But whenever you pray, go into your room and shut the door and pray to your Father who is in secret: and your Father who sees in secret will reward you (Matt. 6:6).
I’ve always understood this verse as a reminder that prayer was private instead of trying to impress others. When we see this verse in connection with the ones previously, that makes sense. However, I have discovered that as I look at the words from the original language, I see a more nuanced understanding.
We tend to understand words used in Scripture through our own cultural lens. However, our understanding of words changes within our own lifetimes. Think about the slang words used in older generations versus younger generations. In addition, a word in one language doesn’t exactly match a word in another. Often times, part of the original meaning can be lost in translation. Part of the joy of even an elementary understanding of Greek is learning these differences.

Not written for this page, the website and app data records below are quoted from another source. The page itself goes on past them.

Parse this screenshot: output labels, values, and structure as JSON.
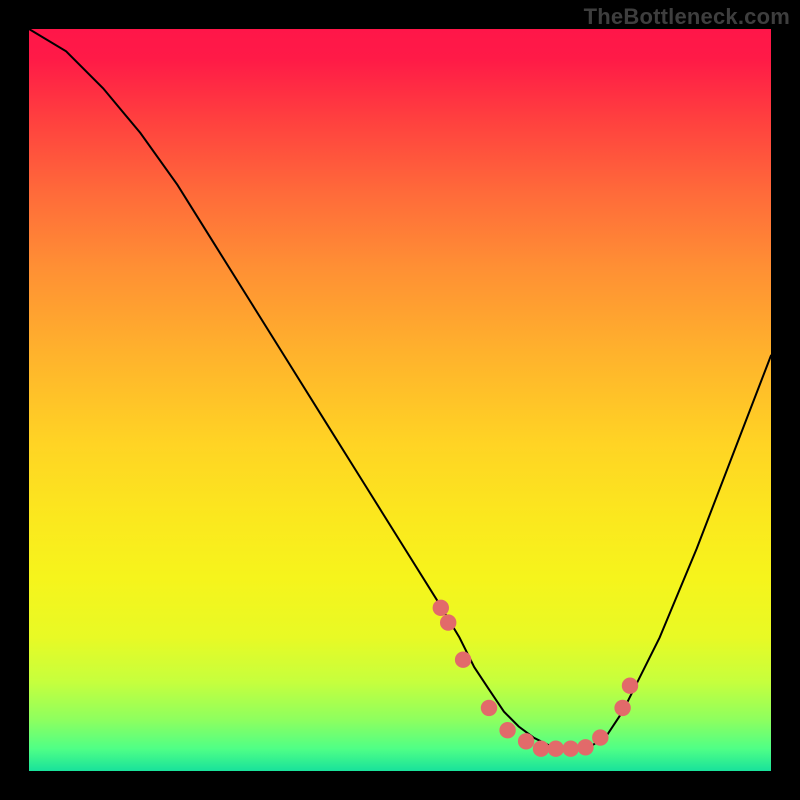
{
  "watermark": "TheBottleneck.com",
  "chart_data": {
    "type": "line",
    "title": "",
    "xlabel": "",
    "ylabel": "",
    "xlim": [
      0,
      100
    ],
    "ylim": [
      0,
      100
    ],
    "grid": false,
    "series": [
      {
        "name": "bottleneck-curve",
        "x": [
          0,
          5,
          10,
          15,
          20,
          25,
          30,
          35,
          40,
          45,
          50,
          55,
          58,
          60,
          62,
          64,
          66,
          68,
          70,
          72,
          74,
          76,
          78,
          80,
          85,
          90,
          95,
          100
        ],
        "y": [
          100,
          97,
          92,
          86,
          79,
          71,
          63,
          55,
          47,
          39,
          31,
          23,
          18,
          14,
          11,
          8,
          6,
          4.5,
          3.5,
          3,
          3,
          3.5,
          5,
          8,
          18,
          30,
          43,
          56
        ]
      }
    ],
    "markers": {
      "name": "highlight-dots",
      "color": "#e26a6a",
      "radius_pct": 1.1,
      "x": [
        55.5,
        56.5,
        58.5,
        62,
        64.5,
        67,
        69,
        71,
        73,
        75,
        77,
        80,
        81
      ],
      "y": [
        22,
        20,
        15,
        8.5,
        5.5,
        4,
        3,
        3,
        3,
        3.2,
        4.5,
        8.5,
        11.5
      ]
    }
  }
}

In this passage, Matthew writes about Jesus instructing those close by him in how to pray. He uses a form of the word pray that suggests a form of praying for themselves. It is considered a middle voice which implies doing the action in a way that benefits the one praying.
Then he gives a command that is an appeal to their will. Go into your room, shut the door, and pray. Interestingly enough, the word used for room is a secret chamber, an inner room, a closet. Jesus is instructing his hearers to intentionally go into this inner chamber.

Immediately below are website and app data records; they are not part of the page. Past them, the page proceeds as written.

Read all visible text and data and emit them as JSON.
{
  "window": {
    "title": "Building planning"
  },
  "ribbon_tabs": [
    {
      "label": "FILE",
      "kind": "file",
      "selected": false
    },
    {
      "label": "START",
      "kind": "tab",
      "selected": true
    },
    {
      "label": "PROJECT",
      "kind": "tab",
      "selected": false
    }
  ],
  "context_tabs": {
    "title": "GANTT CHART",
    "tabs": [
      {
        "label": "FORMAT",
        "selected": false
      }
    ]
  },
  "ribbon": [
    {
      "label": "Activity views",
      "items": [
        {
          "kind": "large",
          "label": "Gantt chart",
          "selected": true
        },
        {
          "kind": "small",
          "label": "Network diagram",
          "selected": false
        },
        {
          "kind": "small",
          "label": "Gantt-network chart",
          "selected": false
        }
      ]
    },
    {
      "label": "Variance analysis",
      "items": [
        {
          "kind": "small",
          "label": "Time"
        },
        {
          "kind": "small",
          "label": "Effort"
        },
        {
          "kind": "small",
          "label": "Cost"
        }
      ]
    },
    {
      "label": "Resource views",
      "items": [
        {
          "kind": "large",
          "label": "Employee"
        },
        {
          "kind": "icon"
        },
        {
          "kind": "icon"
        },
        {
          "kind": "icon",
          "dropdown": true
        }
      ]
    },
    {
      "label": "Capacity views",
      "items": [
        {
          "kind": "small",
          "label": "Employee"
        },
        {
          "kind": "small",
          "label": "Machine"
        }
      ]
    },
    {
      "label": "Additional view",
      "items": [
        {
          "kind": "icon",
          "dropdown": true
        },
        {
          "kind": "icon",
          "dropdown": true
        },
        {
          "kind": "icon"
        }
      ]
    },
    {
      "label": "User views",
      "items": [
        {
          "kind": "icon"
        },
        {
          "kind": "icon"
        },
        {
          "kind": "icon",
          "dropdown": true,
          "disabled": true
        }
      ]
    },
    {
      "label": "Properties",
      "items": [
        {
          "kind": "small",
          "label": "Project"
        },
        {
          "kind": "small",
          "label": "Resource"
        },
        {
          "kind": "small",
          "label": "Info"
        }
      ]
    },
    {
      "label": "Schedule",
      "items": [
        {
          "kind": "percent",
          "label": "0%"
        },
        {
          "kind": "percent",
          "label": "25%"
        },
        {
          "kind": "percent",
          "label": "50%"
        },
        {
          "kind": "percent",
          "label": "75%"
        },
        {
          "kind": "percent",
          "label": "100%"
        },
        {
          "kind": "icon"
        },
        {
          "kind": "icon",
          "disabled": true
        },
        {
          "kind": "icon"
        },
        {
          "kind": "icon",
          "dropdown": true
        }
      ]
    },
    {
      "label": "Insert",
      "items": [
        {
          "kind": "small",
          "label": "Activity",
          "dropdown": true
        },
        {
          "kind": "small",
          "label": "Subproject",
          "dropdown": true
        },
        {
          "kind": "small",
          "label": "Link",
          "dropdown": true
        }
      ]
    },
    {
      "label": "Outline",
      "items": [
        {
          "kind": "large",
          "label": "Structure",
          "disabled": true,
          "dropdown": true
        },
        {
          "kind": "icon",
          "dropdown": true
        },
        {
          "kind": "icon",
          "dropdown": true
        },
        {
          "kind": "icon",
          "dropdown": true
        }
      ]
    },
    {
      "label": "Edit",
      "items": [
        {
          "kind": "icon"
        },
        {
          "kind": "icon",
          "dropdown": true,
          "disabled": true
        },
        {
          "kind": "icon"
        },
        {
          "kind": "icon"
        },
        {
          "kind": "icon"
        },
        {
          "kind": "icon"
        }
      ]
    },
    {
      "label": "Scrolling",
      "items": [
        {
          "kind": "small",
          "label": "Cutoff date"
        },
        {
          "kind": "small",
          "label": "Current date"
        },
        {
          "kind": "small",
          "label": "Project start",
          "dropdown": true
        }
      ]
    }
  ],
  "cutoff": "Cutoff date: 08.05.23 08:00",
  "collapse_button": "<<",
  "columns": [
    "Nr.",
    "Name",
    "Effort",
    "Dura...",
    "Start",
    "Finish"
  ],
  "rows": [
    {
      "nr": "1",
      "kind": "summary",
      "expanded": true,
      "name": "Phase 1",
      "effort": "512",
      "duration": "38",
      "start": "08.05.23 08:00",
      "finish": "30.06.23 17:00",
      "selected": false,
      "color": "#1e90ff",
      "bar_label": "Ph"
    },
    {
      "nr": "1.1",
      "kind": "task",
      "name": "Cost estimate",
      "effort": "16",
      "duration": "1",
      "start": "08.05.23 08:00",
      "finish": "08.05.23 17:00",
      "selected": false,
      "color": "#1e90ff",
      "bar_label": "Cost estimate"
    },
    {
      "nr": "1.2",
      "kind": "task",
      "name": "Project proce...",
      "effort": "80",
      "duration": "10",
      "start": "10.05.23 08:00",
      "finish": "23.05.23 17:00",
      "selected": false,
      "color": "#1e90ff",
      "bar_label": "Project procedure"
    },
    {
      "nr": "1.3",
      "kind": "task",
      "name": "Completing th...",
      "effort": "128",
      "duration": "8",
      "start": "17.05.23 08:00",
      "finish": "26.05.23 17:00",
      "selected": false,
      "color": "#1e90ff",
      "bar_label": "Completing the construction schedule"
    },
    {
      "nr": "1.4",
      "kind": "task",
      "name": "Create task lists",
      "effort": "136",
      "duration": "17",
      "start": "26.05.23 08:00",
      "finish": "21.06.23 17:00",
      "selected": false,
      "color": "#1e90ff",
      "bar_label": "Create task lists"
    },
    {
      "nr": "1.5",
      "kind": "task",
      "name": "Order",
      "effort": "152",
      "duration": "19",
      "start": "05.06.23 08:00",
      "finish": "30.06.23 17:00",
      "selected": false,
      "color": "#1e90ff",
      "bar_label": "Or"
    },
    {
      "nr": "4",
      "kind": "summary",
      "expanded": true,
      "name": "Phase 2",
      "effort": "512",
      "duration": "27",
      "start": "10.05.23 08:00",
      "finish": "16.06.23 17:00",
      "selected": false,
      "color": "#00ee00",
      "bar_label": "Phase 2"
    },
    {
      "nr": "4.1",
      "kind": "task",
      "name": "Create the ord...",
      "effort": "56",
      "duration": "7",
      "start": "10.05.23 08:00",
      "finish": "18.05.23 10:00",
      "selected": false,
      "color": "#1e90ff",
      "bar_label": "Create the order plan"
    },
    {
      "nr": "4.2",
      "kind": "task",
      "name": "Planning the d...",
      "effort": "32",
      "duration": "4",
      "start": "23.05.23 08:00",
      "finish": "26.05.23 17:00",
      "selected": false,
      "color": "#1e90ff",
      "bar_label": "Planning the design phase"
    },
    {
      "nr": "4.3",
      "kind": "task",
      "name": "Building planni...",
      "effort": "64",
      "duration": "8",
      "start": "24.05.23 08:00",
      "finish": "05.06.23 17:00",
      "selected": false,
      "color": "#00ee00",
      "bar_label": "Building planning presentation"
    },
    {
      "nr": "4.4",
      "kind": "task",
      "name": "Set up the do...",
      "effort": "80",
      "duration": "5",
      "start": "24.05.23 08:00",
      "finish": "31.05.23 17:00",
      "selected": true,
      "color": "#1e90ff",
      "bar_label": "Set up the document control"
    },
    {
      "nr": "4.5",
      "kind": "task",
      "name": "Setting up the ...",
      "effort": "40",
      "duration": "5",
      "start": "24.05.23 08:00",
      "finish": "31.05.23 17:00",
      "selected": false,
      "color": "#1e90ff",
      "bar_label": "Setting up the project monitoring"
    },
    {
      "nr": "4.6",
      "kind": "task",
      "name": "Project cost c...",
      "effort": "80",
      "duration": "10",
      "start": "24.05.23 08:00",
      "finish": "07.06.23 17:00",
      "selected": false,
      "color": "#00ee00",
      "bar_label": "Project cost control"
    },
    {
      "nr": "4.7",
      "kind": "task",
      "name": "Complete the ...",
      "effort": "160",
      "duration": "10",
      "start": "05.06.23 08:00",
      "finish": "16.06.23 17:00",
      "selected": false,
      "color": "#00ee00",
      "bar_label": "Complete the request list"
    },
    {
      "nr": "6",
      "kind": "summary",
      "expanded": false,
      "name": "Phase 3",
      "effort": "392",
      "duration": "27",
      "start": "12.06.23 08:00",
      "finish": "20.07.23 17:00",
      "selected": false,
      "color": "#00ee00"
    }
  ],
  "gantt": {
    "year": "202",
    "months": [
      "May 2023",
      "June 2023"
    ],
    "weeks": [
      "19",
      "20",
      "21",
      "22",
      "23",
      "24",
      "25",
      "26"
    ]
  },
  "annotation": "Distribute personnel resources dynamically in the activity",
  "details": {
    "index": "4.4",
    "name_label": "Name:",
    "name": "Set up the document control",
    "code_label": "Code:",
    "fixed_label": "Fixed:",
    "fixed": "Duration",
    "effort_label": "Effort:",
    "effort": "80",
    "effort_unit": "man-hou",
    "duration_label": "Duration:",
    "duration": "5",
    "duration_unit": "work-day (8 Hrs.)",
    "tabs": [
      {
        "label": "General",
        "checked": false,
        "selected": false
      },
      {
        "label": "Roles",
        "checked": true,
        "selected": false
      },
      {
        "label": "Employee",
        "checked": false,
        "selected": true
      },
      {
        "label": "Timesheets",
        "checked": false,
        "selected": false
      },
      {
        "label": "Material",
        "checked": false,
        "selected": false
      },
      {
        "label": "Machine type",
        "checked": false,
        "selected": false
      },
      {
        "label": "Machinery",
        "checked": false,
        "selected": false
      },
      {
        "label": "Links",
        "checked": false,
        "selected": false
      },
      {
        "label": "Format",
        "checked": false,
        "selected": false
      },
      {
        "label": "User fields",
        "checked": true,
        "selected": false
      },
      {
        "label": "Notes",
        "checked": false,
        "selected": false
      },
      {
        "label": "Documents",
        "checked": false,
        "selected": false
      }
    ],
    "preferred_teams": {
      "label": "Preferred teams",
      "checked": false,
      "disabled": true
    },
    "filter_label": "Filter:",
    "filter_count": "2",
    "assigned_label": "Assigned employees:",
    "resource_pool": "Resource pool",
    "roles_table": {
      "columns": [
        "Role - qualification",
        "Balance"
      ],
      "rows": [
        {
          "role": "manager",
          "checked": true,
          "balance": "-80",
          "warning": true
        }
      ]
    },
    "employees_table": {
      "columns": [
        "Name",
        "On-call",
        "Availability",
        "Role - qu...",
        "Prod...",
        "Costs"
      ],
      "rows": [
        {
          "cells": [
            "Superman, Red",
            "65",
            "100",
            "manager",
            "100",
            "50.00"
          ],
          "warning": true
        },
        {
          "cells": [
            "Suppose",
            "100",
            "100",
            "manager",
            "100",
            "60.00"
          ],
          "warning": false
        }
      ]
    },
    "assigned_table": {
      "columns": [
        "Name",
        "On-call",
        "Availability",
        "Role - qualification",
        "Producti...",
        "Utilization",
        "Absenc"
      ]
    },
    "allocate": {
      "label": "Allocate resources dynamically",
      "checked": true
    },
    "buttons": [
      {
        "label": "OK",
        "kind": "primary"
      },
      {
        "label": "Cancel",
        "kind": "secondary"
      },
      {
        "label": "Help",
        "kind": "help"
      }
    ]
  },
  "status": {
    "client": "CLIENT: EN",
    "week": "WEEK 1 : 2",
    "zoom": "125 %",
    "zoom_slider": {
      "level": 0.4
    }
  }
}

Jesus continues on telling his hearers that the Father is in this secret place and sees what is happening there. The word used for sees actually communicates a constant seeing that is viewed as a true reality. The word used for secret can also be translated as hidden. The same root word is used to describe the hiddenness of the treasure or pearl in Matt. 13:44-45. Here the hidden treasure describes the Kingdom of Heaven and is of great worth.
It seems to me that Jesus is instructing his hearers to a deeper understanding than going into a private place to pray. Maybe this private place is deep within their own soul. I have found this quiet form of praying more consistent to what I sense in these words of Matthew and in my own faith journey. This private place seems to be even beneath my own thoughts and words.

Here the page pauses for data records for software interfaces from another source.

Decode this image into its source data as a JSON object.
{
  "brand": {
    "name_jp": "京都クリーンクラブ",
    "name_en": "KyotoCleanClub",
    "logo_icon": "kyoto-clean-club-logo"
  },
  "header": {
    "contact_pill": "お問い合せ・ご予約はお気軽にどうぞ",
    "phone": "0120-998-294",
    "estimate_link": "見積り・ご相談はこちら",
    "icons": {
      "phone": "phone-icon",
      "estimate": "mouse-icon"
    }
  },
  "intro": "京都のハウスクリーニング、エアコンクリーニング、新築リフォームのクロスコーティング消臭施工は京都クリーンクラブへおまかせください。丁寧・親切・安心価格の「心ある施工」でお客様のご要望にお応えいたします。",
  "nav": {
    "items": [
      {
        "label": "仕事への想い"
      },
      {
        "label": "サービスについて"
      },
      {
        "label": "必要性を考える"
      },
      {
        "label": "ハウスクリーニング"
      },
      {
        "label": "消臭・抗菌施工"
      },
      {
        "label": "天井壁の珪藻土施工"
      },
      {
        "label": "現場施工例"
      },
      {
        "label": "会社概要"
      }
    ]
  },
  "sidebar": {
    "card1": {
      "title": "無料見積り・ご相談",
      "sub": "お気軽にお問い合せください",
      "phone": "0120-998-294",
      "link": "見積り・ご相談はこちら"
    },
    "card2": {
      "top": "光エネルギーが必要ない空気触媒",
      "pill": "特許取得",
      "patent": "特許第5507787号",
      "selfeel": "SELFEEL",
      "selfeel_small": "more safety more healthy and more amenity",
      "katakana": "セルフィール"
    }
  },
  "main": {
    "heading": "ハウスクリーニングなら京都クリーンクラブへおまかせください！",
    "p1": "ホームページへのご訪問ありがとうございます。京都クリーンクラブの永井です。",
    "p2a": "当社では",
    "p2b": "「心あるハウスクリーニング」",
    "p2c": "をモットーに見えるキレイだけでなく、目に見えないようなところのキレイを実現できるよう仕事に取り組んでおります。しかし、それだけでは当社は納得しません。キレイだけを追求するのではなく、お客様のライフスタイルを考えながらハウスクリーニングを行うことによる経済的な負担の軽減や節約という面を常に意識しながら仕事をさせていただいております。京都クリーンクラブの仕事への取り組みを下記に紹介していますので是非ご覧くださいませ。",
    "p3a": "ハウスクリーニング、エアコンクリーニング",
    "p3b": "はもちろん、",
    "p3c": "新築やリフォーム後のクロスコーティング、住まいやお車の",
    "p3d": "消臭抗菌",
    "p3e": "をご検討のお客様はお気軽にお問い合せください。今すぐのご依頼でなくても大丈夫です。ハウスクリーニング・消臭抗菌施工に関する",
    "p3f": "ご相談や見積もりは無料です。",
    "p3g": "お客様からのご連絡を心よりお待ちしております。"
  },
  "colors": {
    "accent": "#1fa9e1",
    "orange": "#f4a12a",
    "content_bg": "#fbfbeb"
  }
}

Contemplative prayer, or more specifically Centering Prayer, has become an important part of my daily rhythm. It is in accepting the invitation to become quiet in order to hear God, to experience God’s love for me. This goes beyond a particular request, to a place of trusting God to meet me in this quiet place.
It is an invitation to let go of my own agenda, my own need to protect myself, and my ideas of how to meet my own needs. We all desire to belong: to be seen, heard, believed in, and known. As we let go of trying to meet these innate desires ourselves, we can rest in the truth of God’s personal love for us. This goes beyond what I know in my rational mind and into a lived out experience in my soul.
How do we become quiet in prayer? If you have ever tried to be completely quiet, you know it isn’t as easy as it sounds. Try setting a timer for 5 minutes to get an idea of how difficult it is. Once you intend to be quiet, all the thoughts, once held back by the busyness of life, come to the surface. So in the noisiness of our intention to be quiet, gentleness is the approach. It is important to remember that being quiet in prayer or practicing Centering Prayer isn’t something to strive toward, quietness isn’t something to achieve, and there isn’t a path to do this “right.”
Centering prayer is a much larger topic than can be handled fully here. I will discuss it in future blogs but experiencing it with others is beneficial. We do cover the practice in my spiritual formation groups and Contemplative Prayer and Journaling Retreats.
Some people in my previous formation groups have shared that life slows down for them. Nothing changes on the outside but the slowness, the place of rest, is on the inside amidst the chaos of the world around them. I wonder if this is the reward or benefit of going into our inner chamber that Jesus spoke about.
I would love to hear your thoughts as you engage this practice.
Hello, I'm Kathi Gatlin. Thanks for stopping by!